WHAT TO PRODUCE:
Select, from the material below, each line with "data" in it.

※ ※ ※

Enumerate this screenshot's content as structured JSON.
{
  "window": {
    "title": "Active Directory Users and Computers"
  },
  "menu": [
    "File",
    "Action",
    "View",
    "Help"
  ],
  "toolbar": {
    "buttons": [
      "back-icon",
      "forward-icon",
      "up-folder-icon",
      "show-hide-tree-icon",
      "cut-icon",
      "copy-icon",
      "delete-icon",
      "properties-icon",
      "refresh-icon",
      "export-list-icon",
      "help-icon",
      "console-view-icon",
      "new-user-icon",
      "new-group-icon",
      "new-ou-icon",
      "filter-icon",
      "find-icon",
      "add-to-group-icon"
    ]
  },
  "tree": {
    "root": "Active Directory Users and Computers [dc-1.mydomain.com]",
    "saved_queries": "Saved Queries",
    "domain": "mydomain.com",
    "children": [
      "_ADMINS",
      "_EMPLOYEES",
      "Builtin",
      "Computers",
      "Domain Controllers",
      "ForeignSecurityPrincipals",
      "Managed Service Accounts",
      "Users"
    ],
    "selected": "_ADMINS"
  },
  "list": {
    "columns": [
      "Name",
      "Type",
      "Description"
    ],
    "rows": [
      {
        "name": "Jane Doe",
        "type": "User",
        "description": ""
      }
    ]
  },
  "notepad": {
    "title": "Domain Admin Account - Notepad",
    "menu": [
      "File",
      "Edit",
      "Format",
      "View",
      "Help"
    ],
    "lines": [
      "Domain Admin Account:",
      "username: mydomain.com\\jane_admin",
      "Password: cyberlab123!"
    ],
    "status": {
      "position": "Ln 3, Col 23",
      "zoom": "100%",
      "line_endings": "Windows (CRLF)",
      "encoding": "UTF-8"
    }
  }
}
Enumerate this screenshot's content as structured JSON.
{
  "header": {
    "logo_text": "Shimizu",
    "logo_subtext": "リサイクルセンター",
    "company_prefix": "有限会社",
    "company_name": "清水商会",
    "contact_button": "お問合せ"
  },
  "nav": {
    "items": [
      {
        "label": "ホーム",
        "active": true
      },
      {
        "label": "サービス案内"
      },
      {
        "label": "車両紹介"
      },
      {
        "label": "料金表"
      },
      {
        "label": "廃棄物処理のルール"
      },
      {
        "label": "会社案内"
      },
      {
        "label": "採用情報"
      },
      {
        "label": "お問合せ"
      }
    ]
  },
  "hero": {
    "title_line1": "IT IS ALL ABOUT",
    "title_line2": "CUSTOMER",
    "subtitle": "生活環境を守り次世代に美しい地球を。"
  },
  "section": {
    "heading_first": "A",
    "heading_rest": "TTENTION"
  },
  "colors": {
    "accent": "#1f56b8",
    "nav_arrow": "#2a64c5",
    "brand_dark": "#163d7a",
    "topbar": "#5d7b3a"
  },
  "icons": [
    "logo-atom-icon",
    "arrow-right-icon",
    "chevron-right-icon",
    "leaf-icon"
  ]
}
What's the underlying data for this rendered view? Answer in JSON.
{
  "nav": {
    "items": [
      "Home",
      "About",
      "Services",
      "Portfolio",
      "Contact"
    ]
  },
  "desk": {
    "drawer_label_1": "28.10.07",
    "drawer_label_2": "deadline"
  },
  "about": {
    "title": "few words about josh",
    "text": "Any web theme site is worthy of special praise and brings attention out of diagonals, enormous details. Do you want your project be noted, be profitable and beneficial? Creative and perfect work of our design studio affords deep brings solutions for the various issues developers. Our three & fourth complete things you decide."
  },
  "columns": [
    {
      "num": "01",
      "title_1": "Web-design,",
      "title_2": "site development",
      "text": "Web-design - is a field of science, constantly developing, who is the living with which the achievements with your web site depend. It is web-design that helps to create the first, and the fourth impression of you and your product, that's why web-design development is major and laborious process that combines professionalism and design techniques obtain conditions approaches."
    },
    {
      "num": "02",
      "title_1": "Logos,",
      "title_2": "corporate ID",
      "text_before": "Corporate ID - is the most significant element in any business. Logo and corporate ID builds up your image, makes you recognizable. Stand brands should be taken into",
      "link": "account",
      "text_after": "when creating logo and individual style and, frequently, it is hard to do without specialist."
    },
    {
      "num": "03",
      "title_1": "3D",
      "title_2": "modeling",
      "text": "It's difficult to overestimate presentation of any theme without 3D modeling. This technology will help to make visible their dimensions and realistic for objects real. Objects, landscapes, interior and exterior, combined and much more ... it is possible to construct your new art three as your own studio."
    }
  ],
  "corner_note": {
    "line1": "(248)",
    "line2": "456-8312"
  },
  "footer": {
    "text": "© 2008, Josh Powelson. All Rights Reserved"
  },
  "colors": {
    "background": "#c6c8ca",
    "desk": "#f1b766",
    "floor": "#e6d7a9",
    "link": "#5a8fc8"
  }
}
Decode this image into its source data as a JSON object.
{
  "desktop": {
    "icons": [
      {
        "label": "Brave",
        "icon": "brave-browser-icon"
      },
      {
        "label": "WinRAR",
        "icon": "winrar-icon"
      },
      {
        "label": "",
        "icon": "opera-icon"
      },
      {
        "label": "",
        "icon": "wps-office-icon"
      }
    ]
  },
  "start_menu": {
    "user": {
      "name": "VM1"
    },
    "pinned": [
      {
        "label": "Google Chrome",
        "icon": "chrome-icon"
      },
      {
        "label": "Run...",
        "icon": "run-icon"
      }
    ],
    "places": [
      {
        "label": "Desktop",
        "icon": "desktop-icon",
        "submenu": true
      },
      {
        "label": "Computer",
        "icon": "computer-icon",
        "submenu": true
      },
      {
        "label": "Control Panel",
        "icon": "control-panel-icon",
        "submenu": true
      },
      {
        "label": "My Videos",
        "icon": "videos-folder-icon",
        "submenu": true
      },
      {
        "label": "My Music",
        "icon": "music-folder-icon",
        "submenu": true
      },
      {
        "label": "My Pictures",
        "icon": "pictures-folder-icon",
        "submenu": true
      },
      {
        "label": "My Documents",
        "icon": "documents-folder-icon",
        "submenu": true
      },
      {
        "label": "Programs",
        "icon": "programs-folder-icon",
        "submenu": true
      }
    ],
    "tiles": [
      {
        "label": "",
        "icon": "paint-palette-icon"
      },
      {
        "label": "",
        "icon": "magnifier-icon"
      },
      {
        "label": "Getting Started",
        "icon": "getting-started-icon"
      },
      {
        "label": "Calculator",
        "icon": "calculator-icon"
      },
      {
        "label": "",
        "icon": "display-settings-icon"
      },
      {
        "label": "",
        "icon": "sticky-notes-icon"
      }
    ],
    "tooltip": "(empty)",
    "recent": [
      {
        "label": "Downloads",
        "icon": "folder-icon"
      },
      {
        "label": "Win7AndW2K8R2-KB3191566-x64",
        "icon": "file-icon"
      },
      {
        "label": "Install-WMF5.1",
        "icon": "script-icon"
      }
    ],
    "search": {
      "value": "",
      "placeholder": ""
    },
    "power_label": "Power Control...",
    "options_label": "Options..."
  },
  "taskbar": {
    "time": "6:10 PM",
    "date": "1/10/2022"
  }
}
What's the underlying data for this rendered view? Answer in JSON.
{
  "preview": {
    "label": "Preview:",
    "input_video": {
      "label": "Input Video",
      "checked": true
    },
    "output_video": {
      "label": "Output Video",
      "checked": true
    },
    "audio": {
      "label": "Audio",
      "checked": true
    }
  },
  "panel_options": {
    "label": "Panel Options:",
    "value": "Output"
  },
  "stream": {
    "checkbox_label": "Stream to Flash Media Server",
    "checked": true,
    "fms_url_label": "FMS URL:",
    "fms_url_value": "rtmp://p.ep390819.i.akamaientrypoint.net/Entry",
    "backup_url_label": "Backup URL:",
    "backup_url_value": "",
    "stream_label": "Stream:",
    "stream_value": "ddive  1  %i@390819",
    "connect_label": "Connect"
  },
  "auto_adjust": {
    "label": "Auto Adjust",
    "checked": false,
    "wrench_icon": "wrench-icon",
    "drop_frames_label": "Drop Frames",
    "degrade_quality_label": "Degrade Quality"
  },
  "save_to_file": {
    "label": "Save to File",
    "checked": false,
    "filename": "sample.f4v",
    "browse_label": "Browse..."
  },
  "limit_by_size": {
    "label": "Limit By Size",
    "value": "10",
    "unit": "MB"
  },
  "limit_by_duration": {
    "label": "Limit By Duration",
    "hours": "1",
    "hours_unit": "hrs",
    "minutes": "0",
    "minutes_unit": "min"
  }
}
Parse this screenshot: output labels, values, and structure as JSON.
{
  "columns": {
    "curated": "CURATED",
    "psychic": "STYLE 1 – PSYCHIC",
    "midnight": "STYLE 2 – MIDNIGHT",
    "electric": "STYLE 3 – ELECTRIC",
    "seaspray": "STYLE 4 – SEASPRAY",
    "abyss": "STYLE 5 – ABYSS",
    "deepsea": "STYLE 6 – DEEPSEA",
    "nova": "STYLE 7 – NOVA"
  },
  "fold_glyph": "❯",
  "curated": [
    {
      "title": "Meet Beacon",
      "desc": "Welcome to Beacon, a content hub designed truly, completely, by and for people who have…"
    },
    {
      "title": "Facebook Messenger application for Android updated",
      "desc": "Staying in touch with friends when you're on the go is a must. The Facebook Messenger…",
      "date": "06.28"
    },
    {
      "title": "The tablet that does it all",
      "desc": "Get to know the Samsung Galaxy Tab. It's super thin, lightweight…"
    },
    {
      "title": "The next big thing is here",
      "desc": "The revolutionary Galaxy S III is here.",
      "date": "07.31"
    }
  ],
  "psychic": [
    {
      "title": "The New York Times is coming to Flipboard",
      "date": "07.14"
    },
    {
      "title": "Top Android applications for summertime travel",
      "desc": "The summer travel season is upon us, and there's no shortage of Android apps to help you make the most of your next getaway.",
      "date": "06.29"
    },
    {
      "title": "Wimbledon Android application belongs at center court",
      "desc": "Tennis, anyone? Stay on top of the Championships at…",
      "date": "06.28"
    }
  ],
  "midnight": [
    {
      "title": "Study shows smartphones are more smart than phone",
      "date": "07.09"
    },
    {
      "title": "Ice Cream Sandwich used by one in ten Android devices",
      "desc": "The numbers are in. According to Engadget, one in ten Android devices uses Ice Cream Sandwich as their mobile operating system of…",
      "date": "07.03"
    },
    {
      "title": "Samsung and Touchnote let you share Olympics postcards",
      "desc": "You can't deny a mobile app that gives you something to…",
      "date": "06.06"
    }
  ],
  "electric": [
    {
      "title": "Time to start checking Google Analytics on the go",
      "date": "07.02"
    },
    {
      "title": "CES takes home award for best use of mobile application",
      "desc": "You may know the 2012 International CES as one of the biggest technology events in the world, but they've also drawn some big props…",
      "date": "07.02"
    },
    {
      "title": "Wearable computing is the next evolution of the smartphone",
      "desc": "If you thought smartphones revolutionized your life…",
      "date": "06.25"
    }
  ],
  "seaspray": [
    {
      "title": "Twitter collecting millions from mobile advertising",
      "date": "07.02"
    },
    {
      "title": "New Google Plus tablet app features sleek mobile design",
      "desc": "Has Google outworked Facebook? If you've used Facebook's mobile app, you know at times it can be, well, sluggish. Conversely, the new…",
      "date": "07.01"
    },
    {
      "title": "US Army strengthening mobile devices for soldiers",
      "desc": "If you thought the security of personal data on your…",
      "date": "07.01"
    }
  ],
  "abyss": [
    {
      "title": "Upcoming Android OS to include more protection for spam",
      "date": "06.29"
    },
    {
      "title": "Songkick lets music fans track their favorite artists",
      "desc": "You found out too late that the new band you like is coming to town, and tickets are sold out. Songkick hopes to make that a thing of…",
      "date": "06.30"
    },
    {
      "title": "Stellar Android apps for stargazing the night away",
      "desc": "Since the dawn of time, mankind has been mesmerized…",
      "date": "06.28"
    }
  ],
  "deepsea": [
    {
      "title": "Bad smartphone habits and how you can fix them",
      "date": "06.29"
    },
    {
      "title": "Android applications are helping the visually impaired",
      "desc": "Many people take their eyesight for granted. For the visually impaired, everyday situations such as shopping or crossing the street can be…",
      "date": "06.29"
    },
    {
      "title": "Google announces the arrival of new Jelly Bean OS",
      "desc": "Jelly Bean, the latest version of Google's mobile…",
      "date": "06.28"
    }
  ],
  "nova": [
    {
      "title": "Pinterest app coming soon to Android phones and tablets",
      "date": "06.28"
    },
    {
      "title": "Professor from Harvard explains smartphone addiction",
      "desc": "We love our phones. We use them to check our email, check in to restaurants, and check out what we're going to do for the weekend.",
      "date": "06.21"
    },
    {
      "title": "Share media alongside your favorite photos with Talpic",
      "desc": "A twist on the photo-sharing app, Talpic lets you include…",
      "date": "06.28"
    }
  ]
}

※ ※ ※

SOLUTION TO THE PROBLEM:
What's the underlying data for this rendered view? Answer in JSON.
Decode this image into its source data as a JSON object.
What's the underlying data for this rendered view? Answer in JSON.
      "desc": "If you thought the security of personal data on your…",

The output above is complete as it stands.